Andy Shaughnessy: What are the tightest tolerances you are currently building?
Mark Thompson: First off, that is a great question. We have long said in fabrication if you added up all the accumulative tolerances a fab shop has to deal with the part would be physically impossible to build. Having said that, unusual process tolerances CAN be achieved, such as plated holes with a +/-.002” tolerance for press-fit devices. One fab shop may say that the best they can do for plated holes and slots/cutouts would be +/-.003” but often we can do +/-.002”. How is that possible, you ask? For one thing, we can tell the CAM system to select a tool that is +.004-.000”. This selects a tool that works best for a +/-.002” final tolerance.
Another typical tolerance issue is with controlled impedance. Many fabricators ask for +/-15% tolerance for traces thinner than .0035”. This is not uncommon considering that just 10% = less than half a mil of total accumulated deviation throughout the fabrication process. The good news is that most fabricators use a field solver for the impedances, which means they can adjust for process variables like plate, etch, mask thickness, etc. And ultimately this means that even in situations where a fabricator may ask for +/-15%, they may incur as little as 5% deviation if they have good process control. I guess I would end by saying if the customer has some unusual tolerances they need to achieve. I recommend speak with your chosen fabricator to make sure they can be met.
Shaughnessy: What are the most challenging issues fabricators face regarding fine spaces, traces, and pitch?
Thompson: Another great question. There are many. First and foremost is the chosen copper weight vs. trace and space. Many times this comes down to what a fabricator has to do for compensations for the process. In this case, we are talking about etch compensations.
Let’s say you have a .1 mm trace and space design and you desire 3 oz. finish. The general rule of thumb is that for every half ounce of starting copper, we do a half-mil etch compensation. For three ounces we would need a .003” etch comp, and if the space is .00393” (.1 mm) we would be left with a .00093”, space which is way outside of most folks’ capabilities.
To read this entire article, which appeared in the June 2016 issue of The PCB Design Magazine, click here.
Panasonic’s Darren Hitchcock spoke with the I-Connect007 Editorial Team on the complexities of moving toward ultra HDI manufacturing. As we learn in this conversation, the number of shifting constraints relative to traditional PCB fabrication is quite large and can sometimes conflict with each other.
MKS’ Atotech, a leading surface finishing brand of MKS Instruments, will participate in the upcoming IPCA Expo at Bangalore International Exhibition Centre (BIEC) and showcase its latest PCB manufacturing solutions from September 13 – 15.

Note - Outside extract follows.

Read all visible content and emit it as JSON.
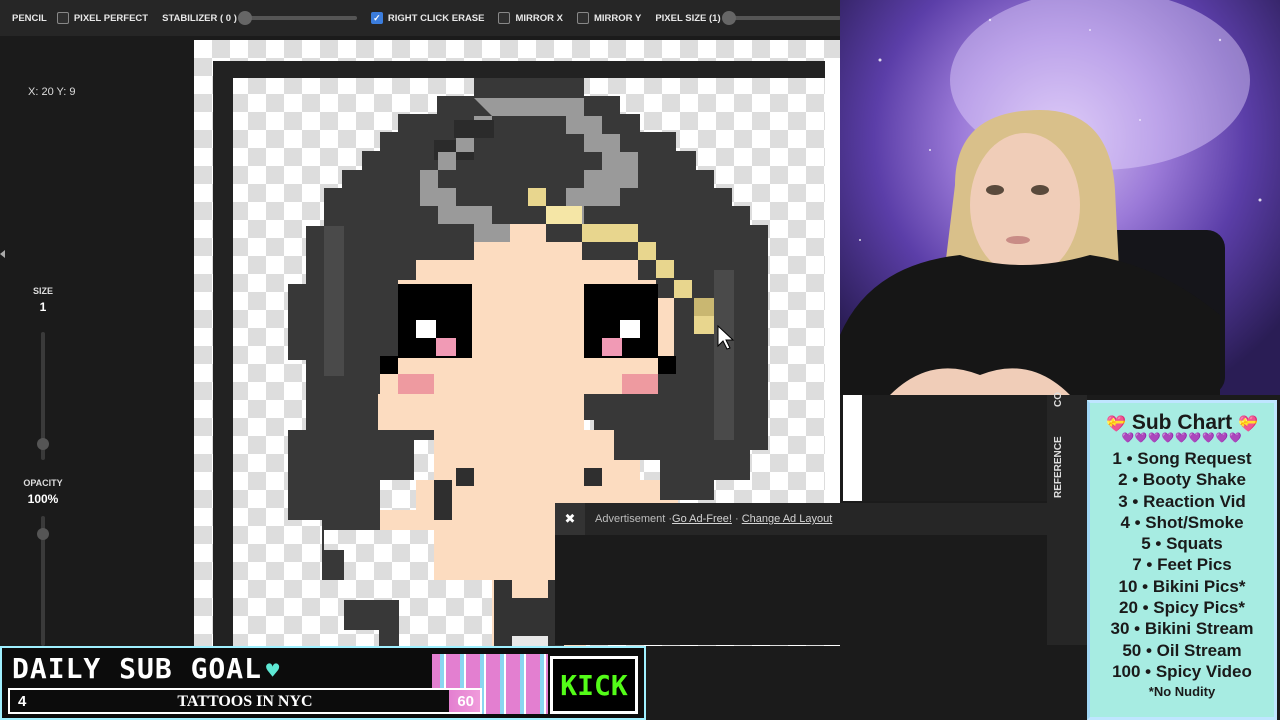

Flexible circuit applications can be as basic as furnishing electrical interconnect between two conventional circuit board assemblies, or to prove a platform for placing and interconnecting electronic components. During the planning and pre-design phase of the flexible circuit, there will be several material and process related questions that need to be addressed. Most flexible circuit fabricators welcome the opportunity to discuss their customers’ flexible circuit objectives prior to beginning the actual design process.
Electronics are continually evolving, driven by innovations in printed circuit board technology. Flexible PCBs have emerged as a revolutionary force, reshaping the PCB industry and influencing the design and functionality of countless electronic devices. Some believe that flexible PCBs are a relatively newer technology, but as we will see, that is not true. Since I’m an instructor, here’s a short history lesson on how we got here and what we can expect.
Can digital and/or high throughput manufacturing be applied to circuit boards? Can stretchable electronics be produced without sacrificing processing capabilities?